> _Records to process_
§
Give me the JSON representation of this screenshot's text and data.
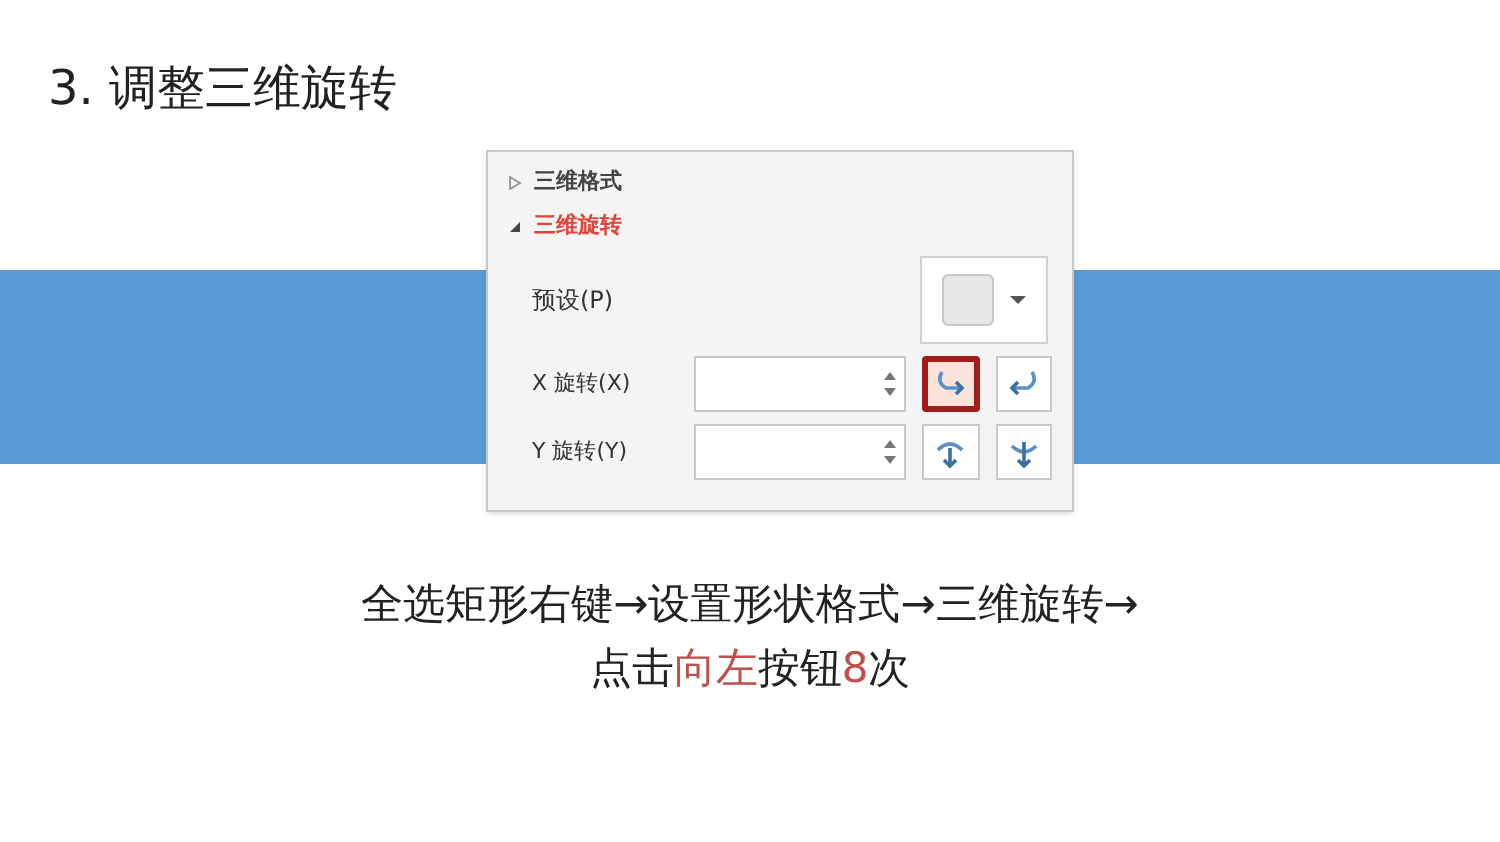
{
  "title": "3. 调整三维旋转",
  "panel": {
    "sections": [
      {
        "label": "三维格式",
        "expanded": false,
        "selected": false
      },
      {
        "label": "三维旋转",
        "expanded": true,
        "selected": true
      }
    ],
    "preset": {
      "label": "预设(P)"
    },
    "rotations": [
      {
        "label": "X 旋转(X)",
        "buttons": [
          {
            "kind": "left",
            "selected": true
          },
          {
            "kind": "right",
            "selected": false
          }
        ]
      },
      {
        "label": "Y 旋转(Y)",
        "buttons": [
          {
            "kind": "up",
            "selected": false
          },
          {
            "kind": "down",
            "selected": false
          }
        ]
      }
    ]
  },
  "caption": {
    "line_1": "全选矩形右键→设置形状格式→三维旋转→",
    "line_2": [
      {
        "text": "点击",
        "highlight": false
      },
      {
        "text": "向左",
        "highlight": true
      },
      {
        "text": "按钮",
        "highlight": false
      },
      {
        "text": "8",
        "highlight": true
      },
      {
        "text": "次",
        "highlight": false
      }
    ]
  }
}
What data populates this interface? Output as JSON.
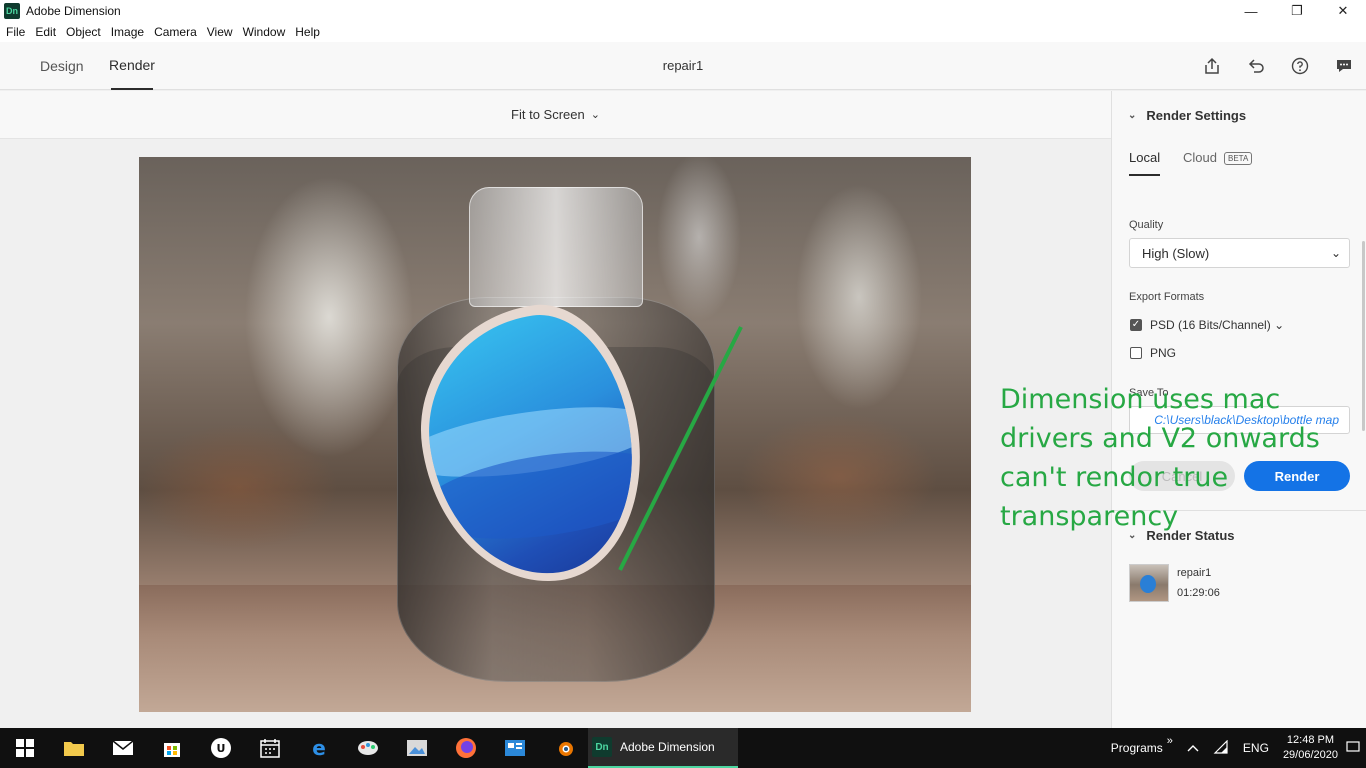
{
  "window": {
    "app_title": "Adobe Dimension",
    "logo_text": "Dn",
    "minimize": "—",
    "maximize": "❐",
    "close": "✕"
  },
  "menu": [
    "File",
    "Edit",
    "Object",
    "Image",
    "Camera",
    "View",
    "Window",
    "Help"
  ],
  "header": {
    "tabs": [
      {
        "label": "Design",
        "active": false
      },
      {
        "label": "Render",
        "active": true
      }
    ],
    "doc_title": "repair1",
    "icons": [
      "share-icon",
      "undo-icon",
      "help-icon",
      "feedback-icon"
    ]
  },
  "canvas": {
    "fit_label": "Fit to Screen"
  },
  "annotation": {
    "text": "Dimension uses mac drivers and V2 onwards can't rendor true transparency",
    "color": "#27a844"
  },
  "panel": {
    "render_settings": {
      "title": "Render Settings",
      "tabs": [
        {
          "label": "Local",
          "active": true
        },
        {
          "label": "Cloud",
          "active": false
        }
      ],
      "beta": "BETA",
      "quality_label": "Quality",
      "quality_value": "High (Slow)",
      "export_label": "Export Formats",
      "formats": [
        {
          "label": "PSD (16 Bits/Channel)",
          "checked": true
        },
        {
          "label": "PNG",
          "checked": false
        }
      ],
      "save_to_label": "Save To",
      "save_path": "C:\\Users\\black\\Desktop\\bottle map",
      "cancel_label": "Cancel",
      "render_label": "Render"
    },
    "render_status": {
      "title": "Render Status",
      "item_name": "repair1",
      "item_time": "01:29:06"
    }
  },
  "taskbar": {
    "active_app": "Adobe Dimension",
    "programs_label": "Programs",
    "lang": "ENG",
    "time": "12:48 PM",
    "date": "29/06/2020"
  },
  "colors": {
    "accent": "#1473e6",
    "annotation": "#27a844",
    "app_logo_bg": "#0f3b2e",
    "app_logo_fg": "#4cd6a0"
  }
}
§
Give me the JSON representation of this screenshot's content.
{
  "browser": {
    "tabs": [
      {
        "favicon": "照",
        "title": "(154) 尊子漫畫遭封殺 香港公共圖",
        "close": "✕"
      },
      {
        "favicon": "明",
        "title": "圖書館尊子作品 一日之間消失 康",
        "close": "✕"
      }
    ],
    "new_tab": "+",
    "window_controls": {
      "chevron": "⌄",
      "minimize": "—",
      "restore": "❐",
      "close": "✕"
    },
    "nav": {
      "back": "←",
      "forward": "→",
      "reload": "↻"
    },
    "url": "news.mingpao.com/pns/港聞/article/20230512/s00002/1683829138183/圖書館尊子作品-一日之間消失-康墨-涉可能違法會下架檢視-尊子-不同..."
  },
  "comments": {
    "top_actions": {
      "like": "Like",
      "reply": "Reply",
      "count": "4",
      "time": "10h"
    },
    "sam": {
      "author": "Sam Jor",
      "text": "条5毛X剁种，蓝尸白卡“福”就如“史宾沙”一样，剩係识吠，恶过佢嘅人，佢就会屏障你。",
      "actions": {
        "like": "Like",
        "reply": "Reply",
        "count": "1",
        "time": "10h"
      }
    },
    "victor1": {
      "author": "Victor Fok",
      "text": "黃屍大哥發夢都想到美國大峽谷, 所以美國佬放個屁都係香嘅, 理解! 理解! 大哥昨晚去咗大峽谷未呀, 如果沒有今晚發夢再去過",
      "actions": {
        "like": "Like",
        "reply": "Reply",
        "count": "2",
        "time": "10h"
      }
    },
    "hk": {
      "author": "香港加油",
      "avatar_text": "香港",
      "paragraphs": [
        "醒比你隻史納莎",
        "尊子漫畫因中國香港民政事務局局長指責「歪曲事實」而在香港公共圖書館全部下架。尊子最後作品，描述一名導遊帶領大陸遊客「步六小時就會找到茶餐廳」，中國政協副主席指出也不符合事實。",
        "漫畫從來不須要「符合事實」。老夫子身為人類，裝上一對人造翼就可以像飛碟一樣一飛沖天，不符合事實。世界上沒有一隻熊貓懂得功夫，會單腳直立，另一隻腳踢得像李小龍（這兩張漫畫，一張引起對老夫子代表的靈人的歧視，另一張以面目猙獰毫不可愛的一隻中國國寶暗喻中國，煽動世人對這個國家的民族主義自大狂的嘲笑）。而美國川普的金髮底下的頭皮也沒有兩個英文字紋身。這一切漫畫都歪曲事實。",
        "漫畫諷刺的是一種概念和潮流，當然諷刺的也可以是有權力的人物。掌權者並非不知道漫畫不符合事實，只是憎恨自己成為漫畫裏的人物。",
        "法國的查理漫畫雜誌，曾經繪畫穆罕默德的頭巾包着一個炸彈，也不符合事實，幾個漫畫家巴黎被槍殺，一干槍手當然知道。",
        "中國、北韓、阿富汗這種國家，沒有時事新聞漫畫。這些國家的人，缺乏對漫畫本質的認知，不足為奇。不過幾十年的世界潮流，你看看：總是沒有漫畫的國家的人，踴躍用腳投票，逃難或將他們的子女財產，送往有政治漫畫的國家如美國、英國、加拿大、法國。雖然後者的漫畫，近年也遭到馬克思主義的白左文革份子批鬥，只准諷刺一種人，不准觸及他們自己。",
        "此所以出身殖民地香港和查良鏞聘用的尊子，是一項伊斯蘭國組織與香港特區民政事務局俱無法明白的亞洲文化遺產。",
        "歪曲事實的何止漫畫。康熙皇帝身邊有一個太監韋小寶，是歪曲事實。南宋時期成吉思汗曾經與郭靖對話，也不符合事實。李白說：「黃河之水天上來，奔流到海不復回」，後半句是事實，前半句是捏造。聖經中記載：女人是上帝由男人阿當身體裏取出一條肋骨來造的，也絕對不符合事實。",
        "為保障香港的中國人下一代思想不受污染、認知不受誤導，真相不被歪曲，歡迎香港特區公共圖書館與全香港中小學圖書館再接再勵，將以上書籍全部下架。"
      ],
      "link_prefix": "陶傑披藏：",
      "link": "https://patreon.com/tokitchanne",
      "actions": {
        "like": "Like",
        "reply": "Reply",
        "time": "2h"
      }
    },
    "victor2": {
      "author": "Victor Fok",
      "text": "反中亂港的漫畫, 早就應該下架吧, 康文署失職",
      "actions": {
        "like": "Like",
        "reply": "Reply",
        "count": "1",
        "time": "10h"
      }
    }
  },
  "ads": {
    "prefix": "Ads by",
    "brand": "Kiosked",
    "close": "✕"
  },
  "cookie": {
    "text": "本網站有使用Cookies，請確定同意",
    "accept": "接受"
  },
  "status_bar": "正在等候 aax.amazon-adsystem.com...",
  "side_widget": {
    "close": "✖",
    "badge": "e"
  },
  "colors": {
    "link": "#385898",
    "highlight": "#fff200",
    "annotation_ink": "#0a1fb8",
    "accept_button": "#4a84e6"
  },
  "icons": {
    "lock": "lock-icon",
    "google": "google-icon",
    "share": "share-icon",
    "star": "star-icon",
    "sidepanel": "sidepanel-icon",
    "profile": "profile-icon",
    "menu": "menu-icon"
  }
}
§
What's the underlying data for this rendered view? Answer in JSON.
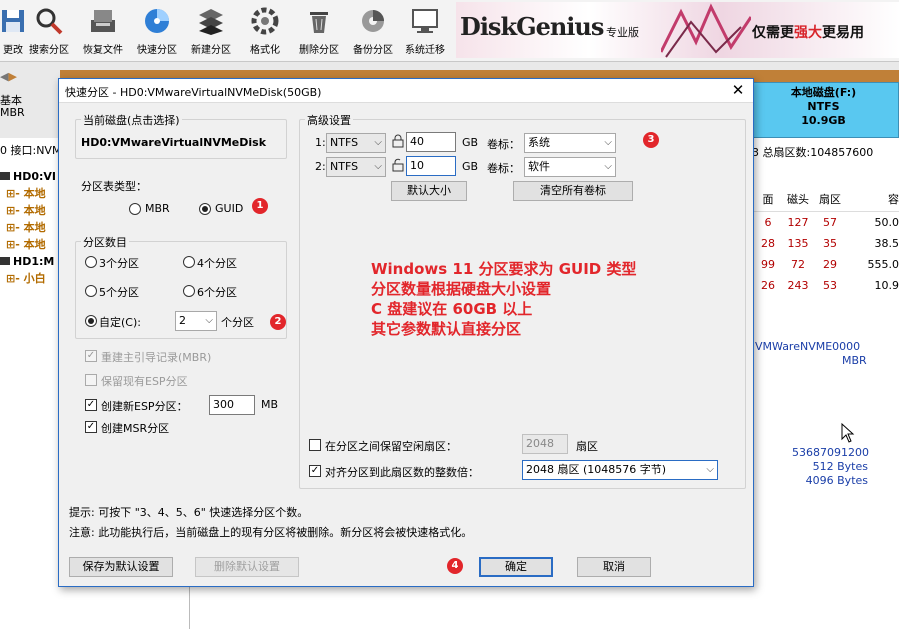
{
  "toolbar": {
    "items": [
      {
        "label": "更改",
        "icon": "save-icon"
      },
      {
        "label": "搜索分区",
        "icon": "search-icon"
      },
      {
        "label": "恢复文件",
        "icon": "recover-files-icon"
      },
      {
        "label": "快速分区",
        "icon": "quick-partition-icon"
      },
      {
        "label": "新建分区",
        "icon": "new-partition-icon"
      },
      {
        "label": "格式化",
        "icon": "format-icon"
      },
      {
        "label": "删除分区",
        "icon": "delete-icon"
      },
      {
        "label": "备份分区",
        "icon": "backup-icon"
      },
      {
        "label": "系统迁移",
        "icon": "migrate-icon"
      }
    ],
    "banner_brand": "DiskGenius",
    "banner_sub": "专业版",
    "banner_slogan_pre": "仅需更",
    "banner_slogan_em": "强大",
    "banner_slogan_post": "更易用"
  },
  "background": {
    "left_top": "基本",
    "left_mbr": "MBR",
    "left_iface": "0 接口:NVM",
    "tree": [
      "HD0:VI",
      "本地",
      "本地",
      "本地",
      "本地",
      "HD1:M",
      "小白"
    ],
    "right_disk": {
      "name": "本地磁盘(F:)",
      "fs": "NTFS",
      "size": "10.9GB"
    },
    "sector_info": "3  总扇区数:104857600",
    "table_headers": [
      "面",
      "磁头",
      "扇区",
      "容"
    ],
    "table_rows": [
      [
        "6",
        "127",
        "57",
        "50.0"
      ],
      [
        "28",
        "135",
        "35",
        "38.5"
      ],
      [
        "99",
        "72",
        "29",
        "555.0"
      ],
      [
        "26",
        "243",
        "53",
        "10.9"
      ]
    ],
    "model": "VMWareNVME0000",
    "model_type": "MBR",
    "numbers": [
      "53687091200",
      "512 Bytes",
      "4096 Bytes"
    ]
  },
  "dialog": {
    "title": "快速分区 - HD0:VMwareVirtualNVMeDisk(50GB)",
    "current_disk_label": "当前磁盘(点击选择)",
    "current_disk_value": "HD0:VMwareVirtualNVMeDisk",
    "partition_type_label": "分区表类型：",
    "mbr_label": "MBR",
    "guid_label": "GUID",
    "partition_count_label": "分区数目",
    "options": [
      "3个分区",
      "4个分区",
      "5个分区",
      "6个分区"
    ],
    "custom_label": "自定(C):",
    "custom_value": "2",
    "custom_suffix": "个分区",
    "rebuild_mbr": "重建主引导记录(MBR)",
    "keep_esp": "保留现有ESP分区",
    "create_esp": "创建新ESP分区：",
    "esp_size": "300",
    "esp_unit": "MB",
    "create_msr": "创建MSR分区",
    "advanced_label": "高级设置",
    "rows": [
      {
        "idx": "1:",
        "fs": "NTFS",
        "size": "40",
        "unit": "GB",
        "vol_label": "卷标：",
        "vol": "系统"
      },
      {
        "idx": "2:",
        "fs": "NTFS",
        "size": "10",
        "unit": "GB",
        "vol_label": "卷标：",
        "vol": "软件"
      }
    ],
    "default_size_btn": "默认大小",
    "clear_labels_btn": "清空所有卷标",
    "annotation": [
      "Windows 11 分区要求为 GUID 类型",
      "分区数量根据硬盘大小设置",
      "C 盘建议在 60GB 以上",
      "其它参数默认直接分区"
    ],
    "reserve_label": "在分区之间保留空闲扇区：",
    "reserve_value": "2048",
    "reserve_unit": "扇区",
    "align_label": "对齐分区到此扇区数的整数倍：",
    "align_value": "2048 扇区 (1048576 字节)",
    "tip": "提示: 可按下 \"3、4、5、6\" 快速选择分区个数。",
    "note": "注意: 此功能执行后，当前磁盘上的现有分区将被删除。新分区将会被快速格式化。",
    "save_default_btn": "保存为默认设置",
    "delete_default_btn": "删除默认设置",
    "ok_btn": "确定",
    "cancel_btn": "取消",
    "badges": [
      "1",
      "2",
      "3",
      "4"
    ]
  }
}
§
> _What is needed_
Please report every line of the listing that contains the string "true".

> _Exercise response_
        "expanded": true,
        "selected": true
            "selected": true
        "highlight": true
        "highlight": true
        "active": true
    "text": "Dimension uses mac drivers and V2 onwards can't rendor true transparency",
          "active": true
          "checked": true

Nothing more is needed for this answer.